Understanding the Probate Process

Probate is the process where your debts are settled and the legal title to your property is transferred to your beneficiaries and heirs after your death. If you have a will, and your property is subject to probate, the process begins when the executor presents the will for probate in the jurisdiction where you lived or owned property.

If you don’t have a will at the time of your death, someone has to ask the court to appoint them as the administrator of your estate. In most cases, this is your former spouse or an adult child.

Opening the Probate Estate

There are several steps that must be followed when opening a probate estate. However, some steps can be skipped if you don’t have a Last Will and Testament at the time of your death. The steps included in this process are:

  • Locate and read the Last Will and Testament
  • Create a list of all fiduciaries and beneficiaries named in the will
  • Create a list of all assets
  • Create a list of all liabilities
  • Find and meet with a probate lawyer
  • Review and sign all the documents needed to open the probate estate
  • Wait to hear back from the probate lawyer hired
  • Provide a certified copy of all probate orders to the financial institutions

This is generally the process that will be followed. The probate lawyer will let your family know if something may be able to be skipped.

Inventory

Probate inventory occurs when a will is submitted for probate. This must be done accurately and properly. To do this, the executor or administrator has to know what assets are included in the estate, as well as their value. In some situations, the court will appoint an appraiser or referee to determine the actual value of certain, non-cash assets.

The inventory process has several purposes. It updates the court on the estate’s value and ensures that the proper fees are paid to the court and the probate attorney.

Distribution and Closing the Estate

While you may hear the term “closing the estate,” there is actually no such thing. An estate is never actually closed, but distribution does occur, which is when the estate’s final assets are distributed. This is also when the executor’s job is essentially done. However, the executor will remain the executor indefinitely and handle issues that may arise down the road.
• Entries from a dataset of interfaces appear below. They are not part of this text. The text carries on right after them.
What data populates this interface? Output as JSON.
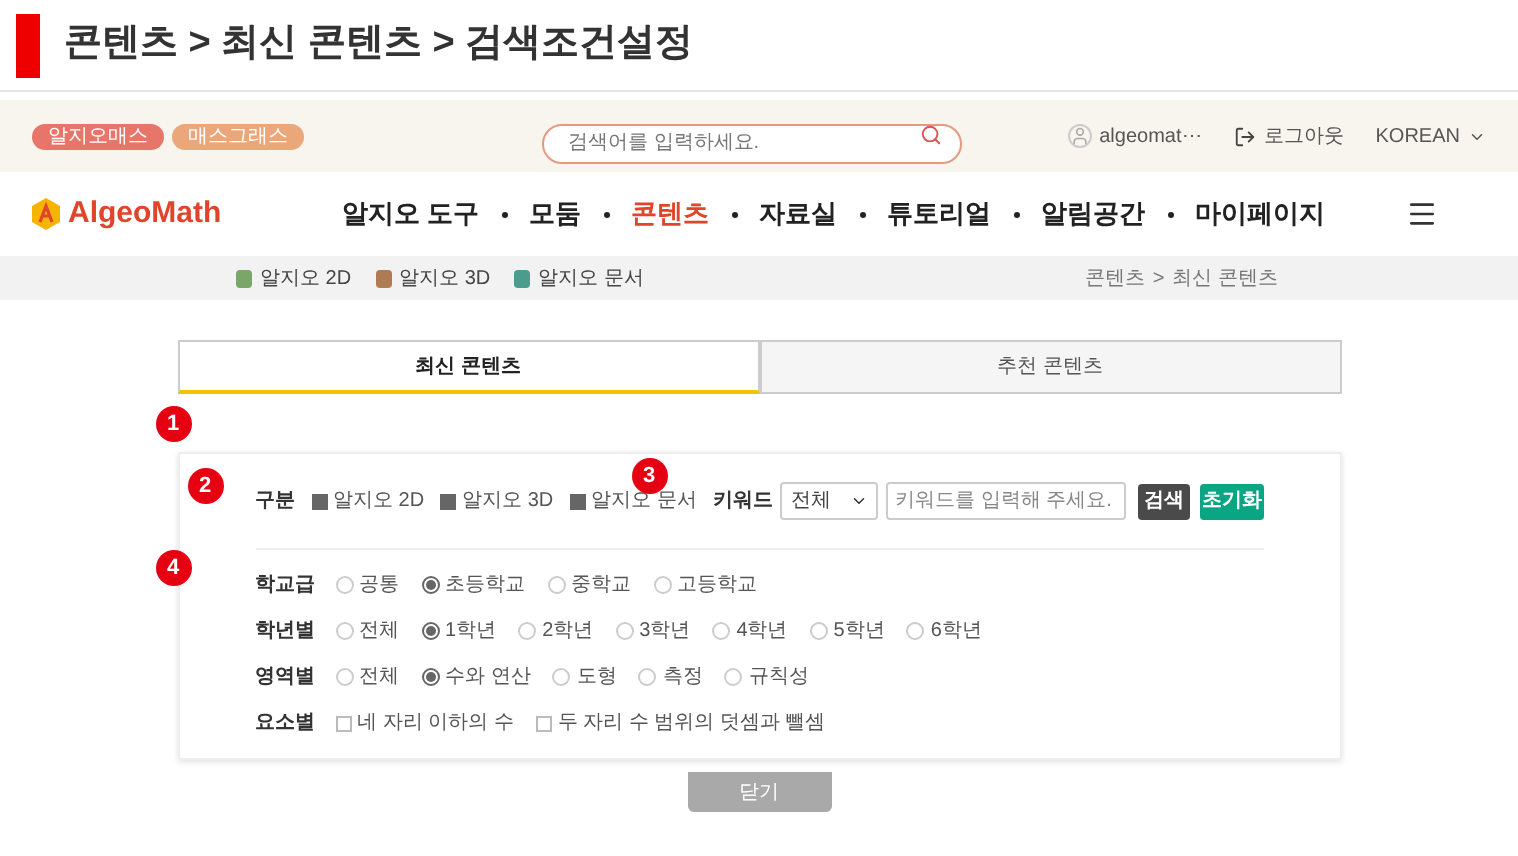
{
  "page_title": "콘텐츠 > 최신 콘텐츠 > 검색조건설정",
  "top_bar": {
    "pills": [
      {
        "label": "알지오매스",
        "color": "#e8756a"
      },
      {
        "label": "매스그래스",
        "color": "#eba77a"
      }
    ],
    "search": {
      "placeholder": "검색어를 입력하세요."
    },
    "user": "algeomat⋯",
    "logout": "로그아웃",
    "language": "KOREAN"
  },
  "nav": {
    "logo": "AlgeoMath",
    "items": [
      {
        "label": "알지오 도구",
        "selected": false
      },
      {
        "label": "모둠",
        "selected": false
      },
      {
        "label": "콘텐츠",
        "selected": true
      },
      {
        "label": "자료실",
        "selected": false
      },
      {
        "label": "튜토리얼",
        "selected": false
      },
      {
        "label": "알림공간",
        "selected": false
      },
      {
        "label": "마이페이지",
        "selected": false
      }
    ]
  },
  "sub_nav": {
    "links": [
      "알지오 2D",
      "알지오 3D",
      "알지오 문서"
    ],
    "breadcrumb": [
      "콘텐츠",
      ">",
      "최신 콘텐츠"
    ]
  },
  "tabs": [
    {
      "label": "최신 콘텐츠",
      "selected": true
    },
    {
      "label": "추천 콘텐츠",
      "selected": false
    }
  ],
  "markers": [
    "1",
    "2",
    "3",
    "4"
  ],
  "filter": {
    "category": {
      "label": "구분",
      "options": [
        {
          "label": "알지오 2D",
          "checked": true
        },
        {
          "label": "알지오 3D",
          "checked": true
        },
        {
          "label": "알지오 문서",
          "checked": true
        }
      ]
    },
    "keyword": {
      "label": "키워드",
      "select": "전체",
      "placeholder": "키워드를 입력해 주세요.",
      "search_button": "검색",
      "reset_button": "초기화"
    },
    "groups": [
      {
        "label": "학교급",
        "kind": "radio",
        "options": [
          {
            "label": "공통",
            "selected": false
          },
          {
            "label": "초등학교",
            "selected": true
          },
          {
            "label": "중학교",
            "selected": false
          },
          {
            "label": "고등학교",
            "selected": false
          }
        ]
      },
      {
        "label": "학년별",
        "kind": "radio",
        "options": [
          {
            "label": "전체",
            "selected": false
          },
          {
            "label": "1학년",
            "selected": true
          },
          {
            "label": "2학년",
            "selected": false
          },
          {
            "label": "3학년",
            "selected": false
          },
          {
            "label": "4학년",
            "selected": false
          },
          {
            "label": "5학년",
            "selected": false
          },
          {
            "label": "6학년",
            "selected": false
          }
        ]
      },
      {
        "label": "영역별",
        "kind": "radio",
        "options": [
          {
            "label": "전체",
            "selected": false
          },
          {
            "label": "수와 연산",
            "selected": true
          },
          {
            "label": "도형",
            "selected": false
          },
          {
            "label": "측정",
            "selected": false
          },
          {
            "label": "규칙성",
            "selected": false
          }
        ]
      },
      {
        "label": "요소별",
        "kind": "checkbox",
        "options": [
          {
            "label": "네 자리 이하의 수",
            "checked": false
          },
          {
            "label": "두 자리 수 범위의 덧셈과 뺄셈",
            "checked": false
          }
        ]
      }
    ]
  },
  "close_button": "닫기"
}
Wills vs. Intestacy

You know by now that a will dictates what you want to do with your assets and property after your death. But, what happens if you don’t have a will?

If this is the situation, then a process called “intestate succession” is used. Essentially this means if you don’t have a will, the state makes one for you. They will determine how to distribute assets and property based on state statutes. This may or may not be your wishes, which is why it is so important to have an estate plan in place.

As you can see, the probate process can be difficult and complex. Having an estate plan in place can help ensure your family members know your wishes, reducing the stress and hassle related to probate.